We're pretty proud of our dahlias, they've come a long way since we sowed them in a propagator in the depths of winter. We have around eighty Bishop's Children after potting on and hardening off and they all have places, we're even squeezing them in among the vegetables. There are some ready to go into pots in the herb garden, if we have a space, a dahlia will go in. Don't forget that dahlia roots are edible, like a sweet potato, but we grow ours to bring in pollinators in from late summer to late autumn.
A majority of them have been earmarked for the cottage garden, and we are planting them today for late summer colour. Around sixty will go into this part of the garden along with some sweetcorn we grew from seed. Don't get too excited, out of the twenty corn plants we sowed, we got two but these two are taking pride of place in the cottage garden by the new support. The new support is there for several reasons, to support our sad looking sunflowers that are nowhere near how they grew last summer, and to create a windbreak for the new Greengage.
We may never get corn from our sweetcorn but it looks good for its foliage too, and therefore will be a welcome lift in colour in the late season cottage garden. Still, we must plod on, bums in the air, hands in the soil getting in the dahlias. It's the only way to move through a mature bed, in the most undignified way possible. We always lay our dahlias out first. The great thing about Bishop's Children dahlias is that the foliage often tells you what the colour of the flowers are going to be. The dark foliage often means red or dark flowers, the occasional yellow may sneak through but the green foliage tends to give yellow or white, very rarely does it give us a dark flower. However, we don't really know and we use the foliage too as a repeated design, creating a tapestry.
Half the fun is waiting to see what colours we'll have. Some of the dahlias going in are old ones from previous years, Lavender Perfection and Sensationalism, both pom-poms. We do however prefer Bishop's Children due to the open nature of the flowers they attract bees. We prefer bee friendly plants in our flowers patches because more bees means more pollination.
In our own bee waddling way we move back across the bed until we have filled it, tidying as we go and enjoying the growth in the cottage garden. The cottage garden is a million miles away from where it started, gone is the thatch grass, the invasive laurels and the stony, stony soil.

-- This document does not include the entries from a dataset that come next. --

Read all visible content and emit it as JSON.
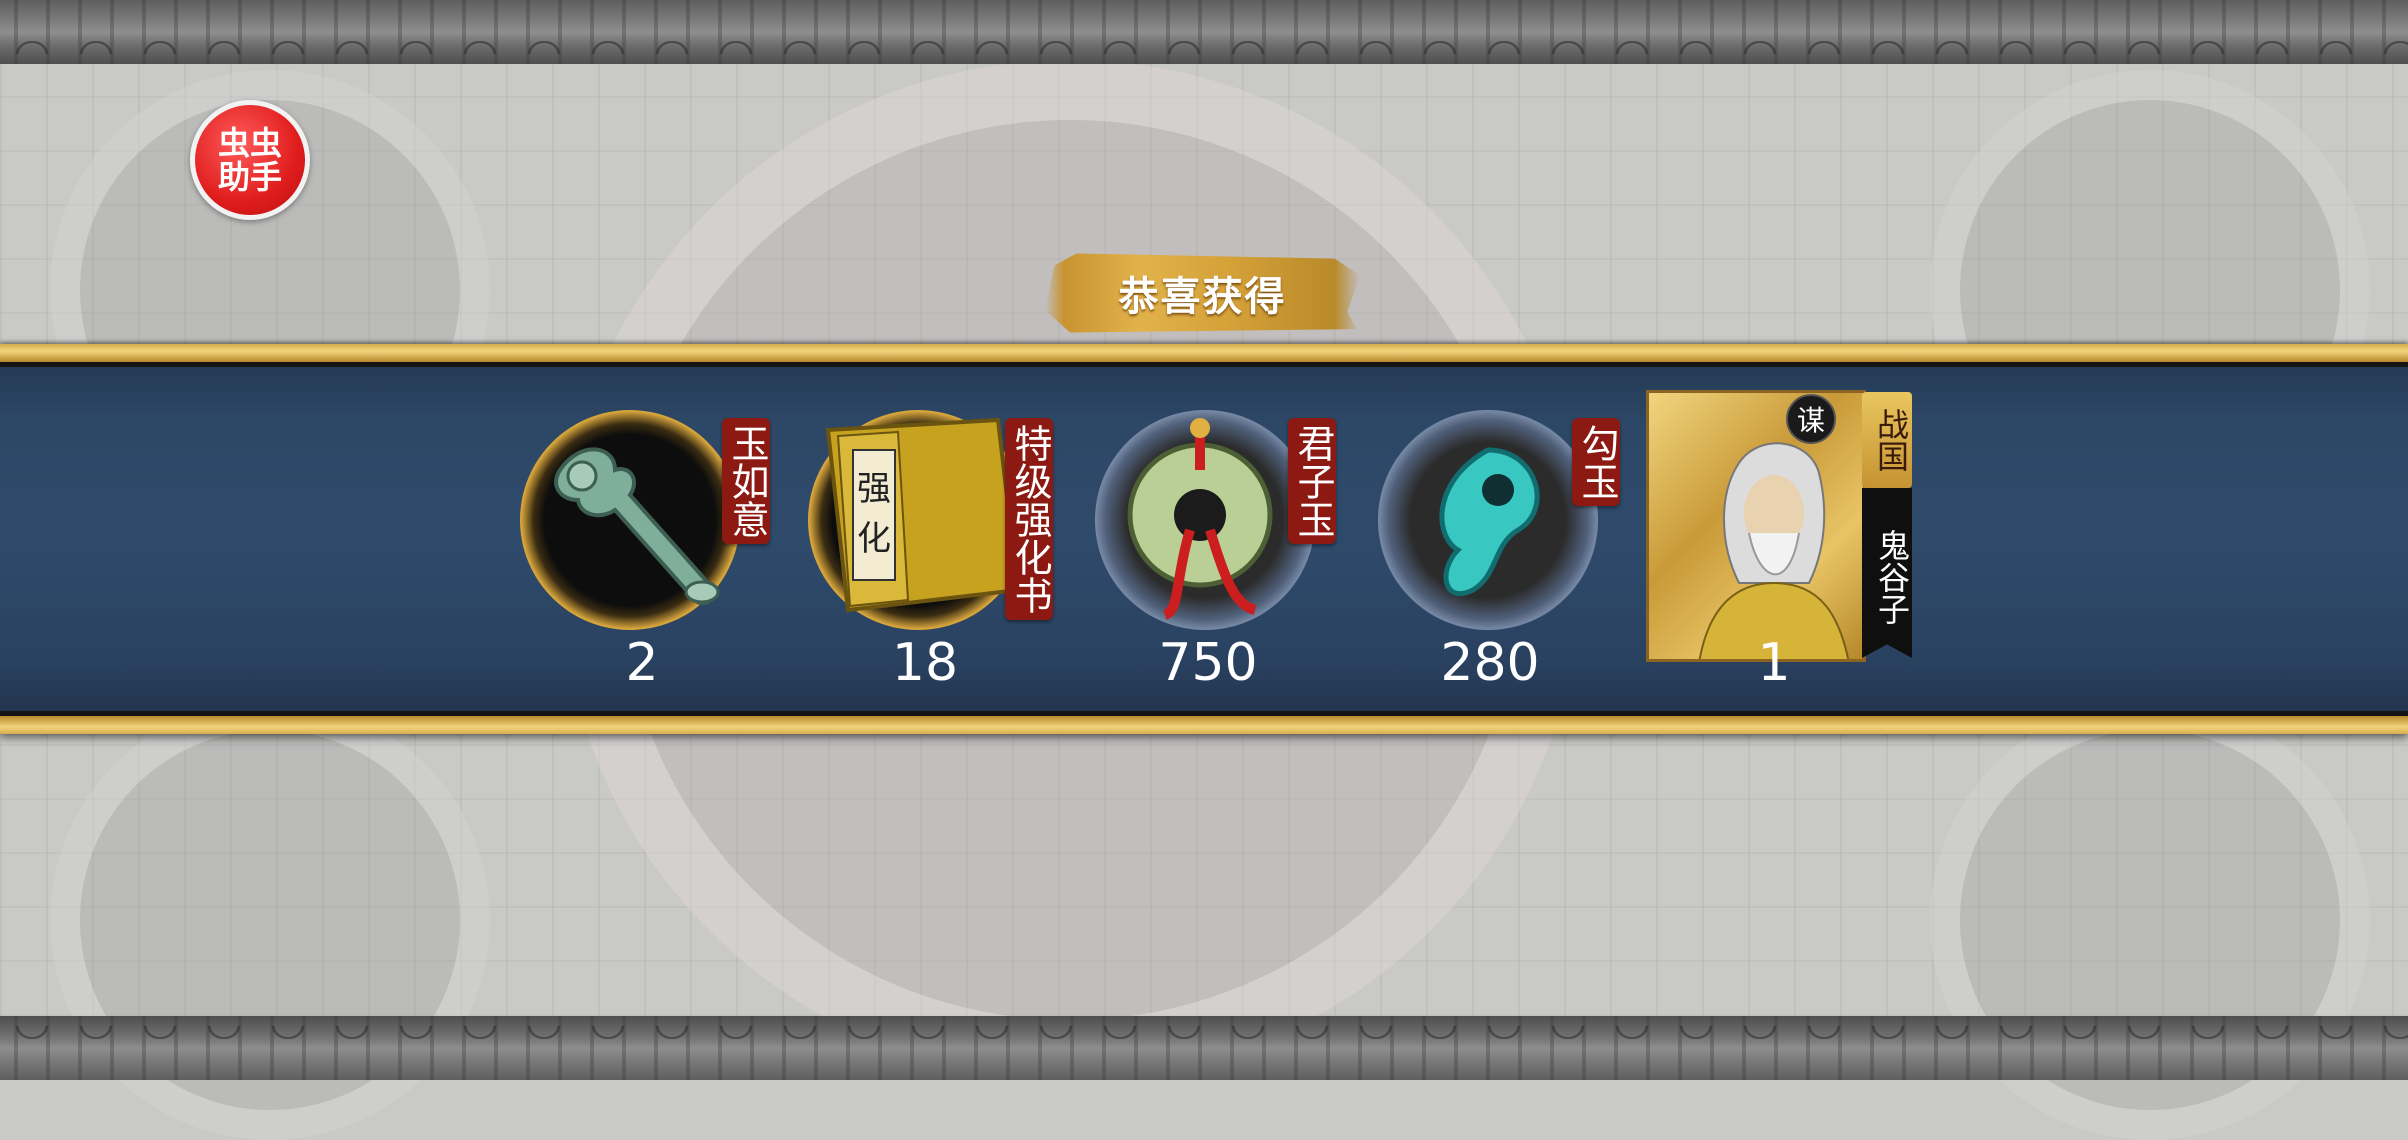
{
  "helper_badge": {
    "label": "虫虫\n助手"
  },
  "popup": {
    "title": "恭喜获得"
  },
  "rewards": [
    {
      "name": "玉如意",
      "quantity": "2",
      "icon": "jade-ruyi-icon"
    },
    {
      "name": "特级强化书",
      "quantity": "18",
      "icon": "enhancement-book-icon"
    },
    {
      "name": "君子玉",
      "quantity": "750",
      "icon": "junzi-jade-icon"
    },
    {
      "name": "勾玉",
      "quantity": "280",
      "icon": "magatama-icon"
    }
  ],
  "hero": {
    "badge": "谋",
    "faction": "战国",
    "name": "鬼谷子",
    "quantity": "1"
  },
  "colors": {
    "band": "#2e4a6b",
    "gold": "#e2b24a",
    "label_red": "#8d1a12",
    "badge_red": "#e01d1d"
  }
}
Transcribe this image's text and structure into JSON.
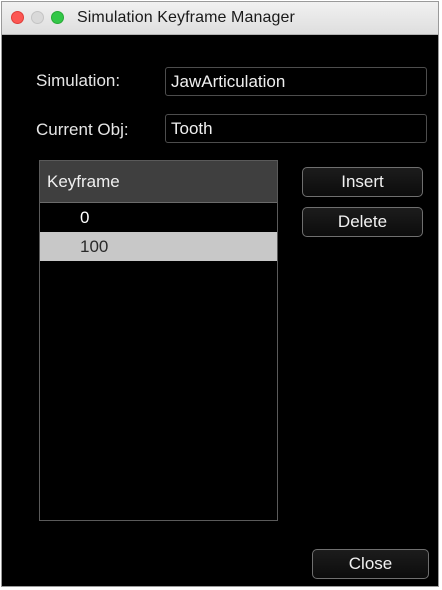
{
  "window": {
    "title": "Simulation Keyframe Manager"
  },
  "form": {
    "simulation_label": "Simulation:",
    "simulation_value": "JawArticulation",
    "current_obj_label": "Current Obj:",
    "current_obj_value": "Tooth"
  },
  "table": {
    "column_header": "Keyframe",
    "rows": [
      "0",
      "100"
    ],
    "selected_index": 1
  },
  "buttons": {
    "insert": "Insert",
    "delete": "Delete",
    "close": "Close"
  },
  "colors": {
    "background": "#000000",
    "header_bg": "#3f3f3f",
    "selected_row": "#c8c8c8",
    "close_light": "#fc5753",
    "max_light": "#33c748"
  }
}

The hornbeam cossets it and the cordoned fruit is coming into its own for crops and screening. As in the herb garden, we always leave spaces in the cottage garden to sow annuals or plant dahlias, it allows us to tinker with the look of a garden each year without taking away the perennial structure. It creates interest for us and means that a small patch in the cottage garden can be given over to brassicas or peas or beans or cosmos, dahlias and cornflowers. Try it, a perennial garden doesn't have to remain static.
In the end, backs smarting, bums and tums toned, we have dahlias snaking through the cottage garden ready to grow and flower, to give us the final bang of the summer.